  Our march continued through the same type of high, nearly level upland, covered with scanty, scrubby forest. It is the kind of country known to the Brazilians as chapadão—pronounced almost as if it were a French word and spelled shapadón. Our camp on the fourth night was in a beautiful spot, an open grassy space, beside a clear, cool, rushing little river. We ourselves reached this, and waded our beasts across the deep, narrow stream in the late afternoon; and we then enjoyed a bath and swim. The loose bullocks arrived at sunset, and with shrill cries the mounted herdsmen urged them into and across the swift water. The mule-train arrived long after nightful, and it was not deemed wise to try to cross the laden animals. Accordingly the loads were taken off and brought over on the heads of the men; it was fine to see the sinewy, naked figures bearing their burdens through the broken moonlit water to the hither bank. The night was cool and pleasant. We kindled a fire and sat beside the blaze. then, healthily hungry, we gathered around the ox-hides to a delicious dinner of soup, beef, beans, rice, and coffee.

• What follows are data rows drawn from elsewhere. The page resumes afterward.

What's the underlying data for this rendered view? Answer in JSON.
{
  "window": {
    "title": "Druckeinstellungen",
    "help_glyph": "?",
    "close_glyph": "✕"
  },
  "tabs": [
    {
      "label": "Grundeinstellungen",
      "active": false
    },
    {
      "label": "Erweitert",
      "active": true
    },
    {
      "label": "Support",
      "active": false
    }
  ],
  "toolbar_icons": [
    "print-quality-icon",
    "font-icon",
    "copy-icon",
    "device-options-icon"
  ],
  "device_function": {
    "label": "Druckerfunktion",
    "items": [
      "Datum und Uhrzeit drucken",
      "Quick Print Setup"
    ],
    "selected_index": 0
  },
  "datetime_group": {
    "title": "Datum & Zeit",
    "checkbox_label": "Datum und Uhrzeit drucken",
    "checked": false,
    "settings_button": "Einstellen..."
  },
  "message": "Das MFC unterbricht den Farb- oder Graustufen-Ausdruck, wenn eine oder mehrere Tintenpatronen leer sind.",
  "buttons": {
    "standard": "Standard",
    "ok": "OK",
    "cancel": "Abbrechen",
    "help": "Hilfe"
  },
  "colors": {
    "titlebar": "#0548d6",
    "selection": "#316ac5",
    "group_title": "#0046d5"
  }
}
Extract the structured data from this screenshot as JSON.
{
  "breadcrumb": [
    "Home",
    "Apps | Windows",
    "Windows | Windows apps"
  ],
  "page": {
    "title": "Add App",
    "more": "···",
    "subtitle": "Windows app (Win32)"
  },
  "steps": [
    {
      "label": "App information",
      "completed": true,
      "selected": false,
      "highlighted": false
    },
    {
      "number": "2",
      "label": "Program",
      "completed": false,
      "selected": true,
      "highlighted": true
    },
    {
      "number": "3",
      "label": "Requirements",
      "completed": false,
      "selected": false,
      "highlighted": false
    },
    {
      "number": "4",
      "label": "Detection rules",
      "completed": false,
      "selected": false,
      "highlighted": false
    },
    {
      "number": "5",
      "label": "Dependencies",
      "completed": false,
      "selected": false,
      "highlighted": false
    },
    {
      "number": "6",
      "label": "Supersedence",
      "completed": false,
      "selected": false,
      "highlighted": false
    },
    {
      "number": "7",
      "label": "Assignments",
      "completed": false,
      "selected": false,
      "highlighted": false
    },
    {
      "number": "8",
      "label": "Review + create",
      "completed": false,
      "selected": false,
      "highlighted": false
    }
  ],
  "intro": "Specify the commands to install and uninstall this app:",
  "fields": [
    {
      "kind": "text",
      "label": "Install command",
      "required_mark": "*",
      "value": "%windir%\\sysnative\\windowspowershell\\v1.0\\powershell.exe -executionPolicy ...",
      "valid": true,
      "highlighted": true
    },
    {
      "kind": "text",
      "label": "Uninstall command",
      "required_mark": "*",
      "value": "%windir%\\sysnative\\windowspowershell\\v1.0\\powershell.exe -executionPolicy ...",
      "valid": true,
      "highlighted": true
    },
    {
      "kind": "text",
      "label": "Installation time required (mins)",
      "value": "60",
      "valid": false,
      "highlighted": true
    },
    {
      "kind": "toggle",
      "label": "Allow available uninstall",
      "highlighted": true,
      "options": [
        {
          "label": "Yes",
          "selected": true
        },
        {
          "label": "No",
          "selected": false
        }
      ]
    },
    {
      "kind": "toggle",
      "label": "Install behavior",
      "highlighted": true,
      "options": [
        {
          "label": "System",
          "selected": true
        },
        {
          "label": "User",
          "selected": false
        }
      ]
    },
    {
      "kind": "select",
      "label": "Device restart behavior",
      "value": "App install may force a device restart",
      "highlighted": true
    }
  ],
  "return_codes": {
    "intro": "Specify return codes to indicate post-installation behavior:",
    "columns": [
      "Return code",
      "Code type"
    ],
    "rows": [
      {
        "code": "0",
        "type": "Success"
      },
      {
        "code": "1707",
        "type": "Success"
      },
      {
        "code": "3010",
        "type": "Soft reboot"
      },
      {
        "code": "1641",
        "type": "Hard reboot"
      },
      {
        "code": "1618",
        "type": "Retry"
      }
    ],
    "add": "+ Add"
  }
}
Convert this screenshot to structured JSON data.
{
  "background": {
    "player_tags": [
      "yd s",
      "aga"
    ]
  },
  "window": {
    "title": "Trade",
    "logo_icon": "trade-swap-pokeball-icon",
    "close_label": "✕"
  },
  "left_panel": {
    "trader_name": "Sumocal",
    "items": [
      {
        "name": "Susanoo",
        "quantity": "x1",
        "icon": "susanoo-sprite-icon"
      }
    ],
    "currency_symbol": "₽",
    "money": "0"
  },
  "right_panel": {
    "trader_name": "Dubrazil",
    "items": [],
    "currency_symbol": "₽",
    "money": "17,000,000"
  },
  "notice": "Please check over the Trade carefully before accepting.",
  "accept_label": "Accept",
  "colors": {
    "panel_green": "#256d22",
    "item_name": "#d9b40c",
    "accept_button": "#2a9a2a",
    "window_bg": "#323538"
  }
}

  Next day we made a short march, crossed a brook, and camped by another clear, deep, rapid little river, swollen by the rains. All these rivers that we were crossing run actually into the Juruena, and therefore form part of the headwaters of the Tapajos; for the Tapajos is a mighty river, and the basin which holds its headwaters covers an immense extent of country. This country and the adjacent regions, forming the high interior of western Brazil, will surely some day support a large industrial population; of which the advent would be hastened, although